■ THE PROBLEM
Please say how many lines in the records below contain the word "chevron". Give only the number.

Records from a dataset
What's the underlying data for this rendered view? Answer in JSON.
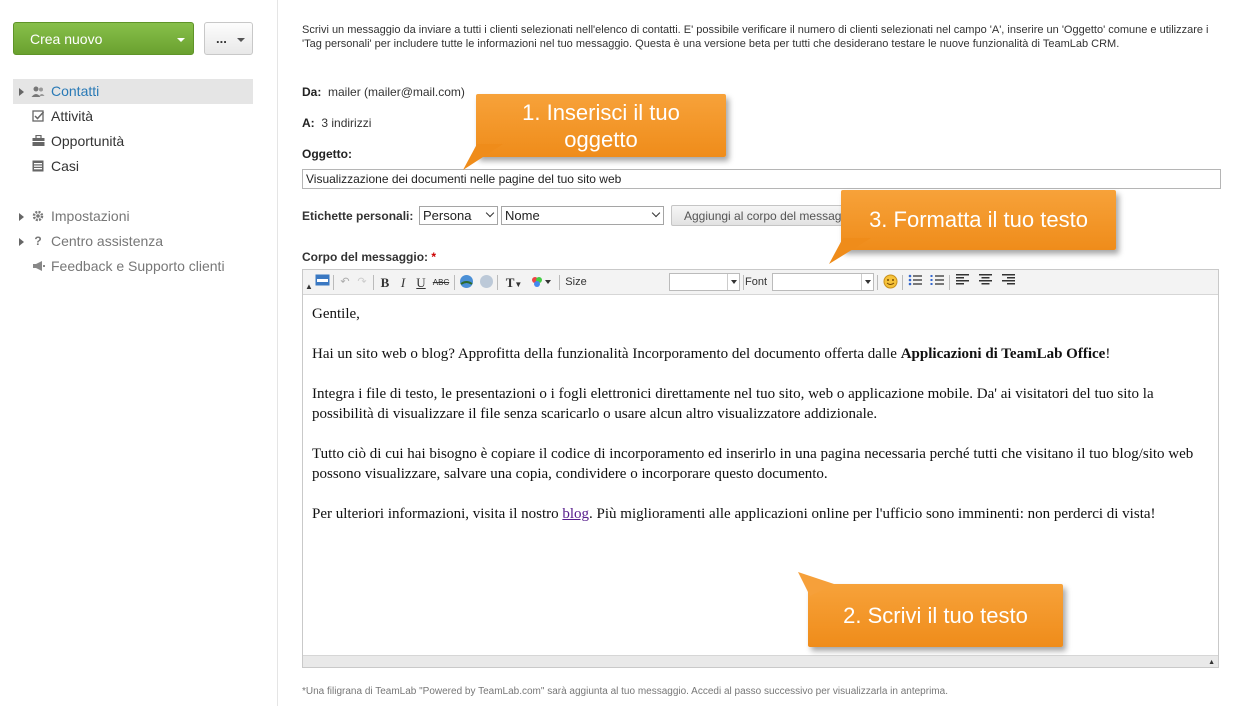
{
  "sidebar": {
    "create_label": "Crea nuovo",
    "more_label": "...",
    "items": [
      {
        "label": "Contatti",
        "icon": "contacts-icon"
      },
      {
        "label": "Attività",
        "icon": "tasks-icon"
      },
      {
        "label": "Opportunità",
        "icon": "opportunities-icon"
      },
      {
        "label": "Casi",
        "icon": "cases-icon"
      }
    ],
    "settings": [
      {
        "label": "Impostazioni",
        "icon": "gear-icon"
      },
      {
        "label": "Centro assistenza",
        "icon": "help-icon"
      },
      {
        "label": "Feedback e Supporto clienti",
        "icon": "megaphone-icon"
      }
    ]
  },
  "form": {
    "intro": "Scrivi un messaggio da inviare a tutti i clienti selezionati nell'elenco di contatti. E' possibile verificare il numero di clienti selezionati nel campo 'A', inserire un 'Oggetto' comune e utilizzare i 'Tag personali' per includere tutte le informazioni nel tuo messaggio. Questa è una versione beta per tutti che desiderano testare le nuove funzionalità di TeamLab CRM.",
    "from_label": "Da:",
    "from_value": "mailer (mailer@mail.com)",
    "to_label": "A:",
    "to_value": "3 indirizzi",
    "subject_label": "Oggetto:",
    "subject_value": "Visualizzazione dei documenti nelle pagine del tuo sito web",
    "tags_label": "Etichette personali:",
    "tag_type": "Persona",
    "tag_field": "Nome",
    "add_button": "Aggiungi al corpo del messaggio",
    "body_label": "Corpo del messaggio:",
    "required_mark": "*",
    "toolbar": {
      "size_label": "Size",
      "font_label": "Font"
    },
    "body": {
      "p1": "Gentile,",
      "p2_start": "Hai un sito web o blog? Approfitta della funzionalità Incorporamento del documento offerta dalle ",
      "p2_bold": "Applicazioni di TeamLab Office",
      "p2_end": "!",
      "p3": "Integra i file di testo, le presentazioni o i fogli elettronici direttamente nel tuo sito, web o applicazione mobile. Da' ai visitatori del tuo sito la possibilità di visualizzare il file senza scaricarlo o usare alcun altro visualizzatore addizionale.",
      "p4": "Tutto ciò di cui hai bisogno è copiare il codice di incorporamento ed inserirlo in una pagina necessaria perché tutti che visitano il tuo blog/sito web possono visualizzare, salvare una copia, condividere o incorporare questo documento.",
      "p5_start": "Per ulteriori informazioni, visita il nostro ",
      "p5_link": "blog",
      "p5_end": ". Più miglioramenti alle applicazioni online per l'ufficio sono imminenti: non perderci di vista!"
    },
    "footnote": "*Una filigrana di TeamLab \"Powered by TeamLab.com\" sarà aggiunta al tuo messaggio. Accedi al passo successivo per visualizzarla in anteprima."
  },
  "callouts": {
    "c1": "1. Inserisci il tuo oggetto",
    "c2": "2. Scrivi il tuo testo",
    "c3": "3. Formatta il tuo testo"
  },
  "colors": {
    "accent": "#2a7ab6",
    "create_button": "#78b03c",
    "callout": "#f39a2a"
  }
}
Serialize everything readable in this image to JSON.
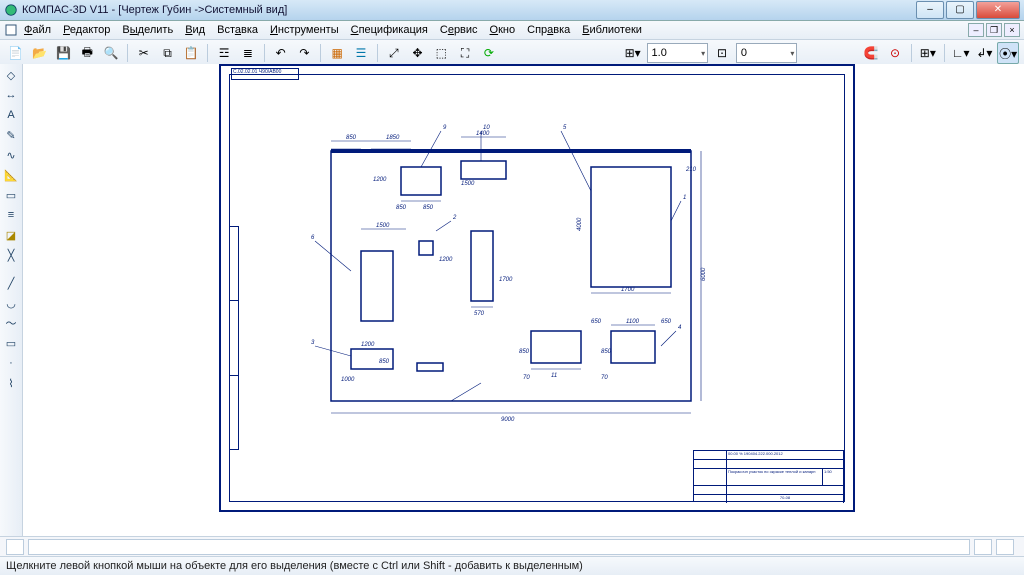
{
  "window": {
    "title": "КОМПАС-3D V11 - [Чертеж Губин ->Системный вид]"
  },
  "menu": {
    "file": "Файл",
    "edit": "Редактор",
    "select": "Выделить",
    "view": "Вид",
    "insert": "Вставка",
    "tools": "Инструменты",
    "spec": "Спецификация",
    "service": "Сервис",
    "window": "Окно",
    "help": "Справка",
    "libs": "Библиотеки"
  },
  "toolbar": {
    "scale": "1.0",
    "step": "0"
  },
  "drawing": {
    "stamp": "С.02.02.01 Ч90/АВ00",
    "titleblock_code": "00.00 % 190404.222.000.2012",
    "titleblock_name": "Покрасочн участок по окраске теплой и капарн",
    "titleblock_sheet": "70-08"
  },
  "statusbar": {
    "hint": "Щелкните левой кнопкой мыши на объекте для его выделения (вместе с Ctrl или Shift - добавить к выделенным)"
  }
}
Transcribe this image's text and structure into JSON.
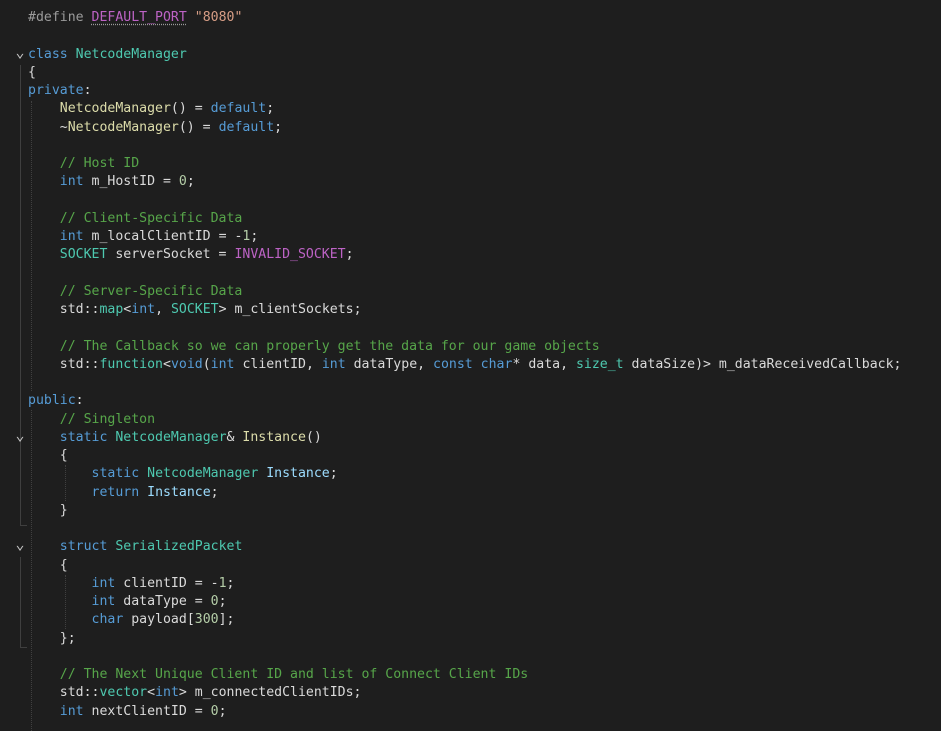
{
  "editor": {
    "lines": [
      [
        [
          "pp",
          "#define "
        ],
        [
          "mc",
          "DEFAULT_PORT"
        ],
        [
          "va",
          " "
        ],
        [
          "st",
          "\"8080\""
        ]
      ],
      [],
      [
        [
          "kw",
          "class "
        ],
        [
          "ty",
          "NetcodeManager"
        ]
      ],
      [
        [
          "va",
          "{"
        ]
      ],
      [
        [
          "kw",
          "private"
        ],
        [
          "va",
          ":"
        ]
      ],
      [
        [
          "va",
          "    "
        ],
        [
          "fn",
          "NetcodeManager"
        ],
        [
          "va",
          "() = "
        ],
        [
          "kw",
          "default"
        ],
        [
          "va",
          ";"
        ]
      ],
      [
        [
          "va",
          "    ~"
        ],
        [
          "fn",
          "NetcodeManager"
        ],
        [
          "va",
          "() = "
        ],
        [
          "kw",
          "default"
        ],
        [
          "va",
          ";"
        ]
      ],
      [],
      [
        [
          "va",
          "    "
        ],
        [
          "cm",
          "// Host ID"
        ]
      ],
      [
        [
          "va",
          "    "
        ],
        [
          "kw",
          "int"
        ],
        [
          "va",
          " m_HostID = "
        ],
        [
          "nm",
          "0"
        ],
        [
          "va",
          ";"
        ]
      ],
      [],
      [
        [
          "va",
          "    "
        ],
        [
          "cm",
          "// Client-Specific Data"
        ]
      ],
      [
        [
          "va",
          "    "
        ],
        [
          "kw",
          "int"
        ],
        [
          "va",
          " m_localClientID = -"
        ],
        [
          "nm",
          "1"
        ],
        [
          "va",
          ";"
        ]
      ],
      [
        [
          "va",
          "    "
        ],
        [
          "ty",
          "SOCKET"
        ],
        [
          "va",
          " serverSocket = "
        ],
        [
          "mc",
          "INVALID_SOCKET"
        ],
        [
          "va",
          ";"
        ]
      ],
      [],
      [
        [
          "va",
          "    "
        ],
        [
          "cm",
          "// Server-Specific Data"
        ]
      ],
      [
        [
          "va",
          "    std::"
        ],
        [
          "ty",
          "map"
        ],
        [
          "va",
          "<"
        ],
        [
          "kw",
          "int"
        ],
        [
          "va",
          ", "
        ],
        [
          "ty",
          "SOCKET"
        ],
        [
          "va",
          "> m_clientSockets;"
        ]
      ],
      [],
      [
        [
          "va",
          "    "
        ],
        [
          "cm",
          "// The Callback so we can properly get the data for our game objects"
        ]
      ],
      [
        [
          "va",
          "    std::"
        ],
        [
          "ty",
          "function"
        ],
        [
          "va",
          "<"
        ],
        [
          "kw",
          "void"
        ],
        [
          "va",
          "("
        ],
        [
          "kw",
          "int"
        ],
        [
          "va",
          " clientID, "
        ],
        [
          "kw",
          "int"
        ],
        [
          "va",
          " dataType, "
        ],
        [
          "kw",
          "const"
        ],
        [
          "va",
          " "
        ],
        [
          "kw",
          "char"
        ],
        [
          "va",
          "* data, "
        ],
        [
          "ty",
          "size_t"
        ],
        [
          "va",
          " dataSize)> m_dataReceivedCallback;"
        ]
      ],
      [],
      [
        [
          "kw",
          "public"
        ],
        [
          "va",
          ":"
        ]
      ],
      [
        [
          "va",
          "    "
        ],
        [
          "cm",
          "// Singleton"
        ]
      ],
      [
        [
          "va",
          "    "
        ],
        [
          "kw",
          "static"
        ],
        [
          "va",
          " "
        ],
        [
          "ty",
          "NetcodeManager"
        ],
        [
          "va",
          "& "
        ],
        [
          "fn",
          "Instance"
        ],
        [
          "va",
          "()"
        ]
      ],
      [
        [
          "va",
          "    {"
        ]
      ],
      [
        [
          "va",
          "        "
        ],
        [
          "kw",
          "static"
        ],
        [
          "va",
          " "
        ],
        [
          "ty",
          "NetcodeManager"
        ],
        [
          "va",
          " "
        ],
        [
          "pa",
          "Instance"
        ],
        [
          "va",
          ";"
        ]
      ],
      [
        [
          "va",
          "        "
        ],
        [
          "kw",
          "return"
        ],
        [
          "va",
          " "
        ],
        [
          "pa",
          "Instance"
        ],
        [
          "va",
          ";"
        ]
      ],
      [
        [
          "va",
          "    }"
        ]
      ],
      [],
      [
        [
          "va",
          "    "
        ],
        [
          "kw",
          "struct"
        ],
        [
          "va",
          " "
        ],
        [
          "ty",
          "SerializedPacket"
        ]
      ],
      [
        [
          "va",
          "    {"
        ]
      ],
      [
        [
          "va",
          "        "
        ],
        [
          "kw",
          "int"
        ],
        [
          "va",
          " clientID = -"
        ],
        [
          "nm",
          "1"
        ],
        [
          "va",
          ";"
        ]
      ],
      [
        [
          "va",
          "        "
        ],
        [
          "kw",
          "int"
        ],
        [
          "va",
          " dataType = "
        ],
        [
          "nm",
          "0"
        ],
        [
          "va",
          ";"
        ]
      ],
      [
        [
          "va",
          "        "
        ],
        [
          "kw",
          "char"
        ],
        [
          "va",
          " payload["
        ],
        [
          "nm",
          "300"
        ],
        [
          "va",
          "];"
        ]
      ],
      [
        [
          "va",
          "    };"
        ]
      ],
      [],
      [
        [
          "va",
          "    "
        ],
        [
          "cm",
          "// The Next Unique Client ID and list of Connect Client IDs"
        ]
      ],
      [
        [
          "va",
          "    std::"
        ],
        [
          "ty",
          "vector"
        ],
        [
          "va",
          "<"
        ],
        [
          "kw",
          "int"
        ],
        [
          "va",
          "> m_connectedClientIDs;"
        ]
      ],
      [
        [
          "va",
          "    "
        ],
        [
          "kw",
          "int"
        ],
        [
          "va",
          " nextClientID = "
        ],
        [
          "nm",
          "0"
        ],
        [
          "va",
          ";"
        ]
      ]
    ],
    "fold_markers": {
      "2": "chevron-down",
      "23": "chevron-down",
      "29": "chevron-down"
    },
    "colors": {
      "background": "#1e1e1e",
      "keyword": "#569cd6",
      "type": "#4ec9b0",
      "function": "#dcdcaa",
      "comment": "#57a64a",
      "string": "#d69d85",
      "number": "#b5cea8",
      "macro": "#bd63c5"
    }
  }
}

■ SOLUTION TO THIS PROBLEM
3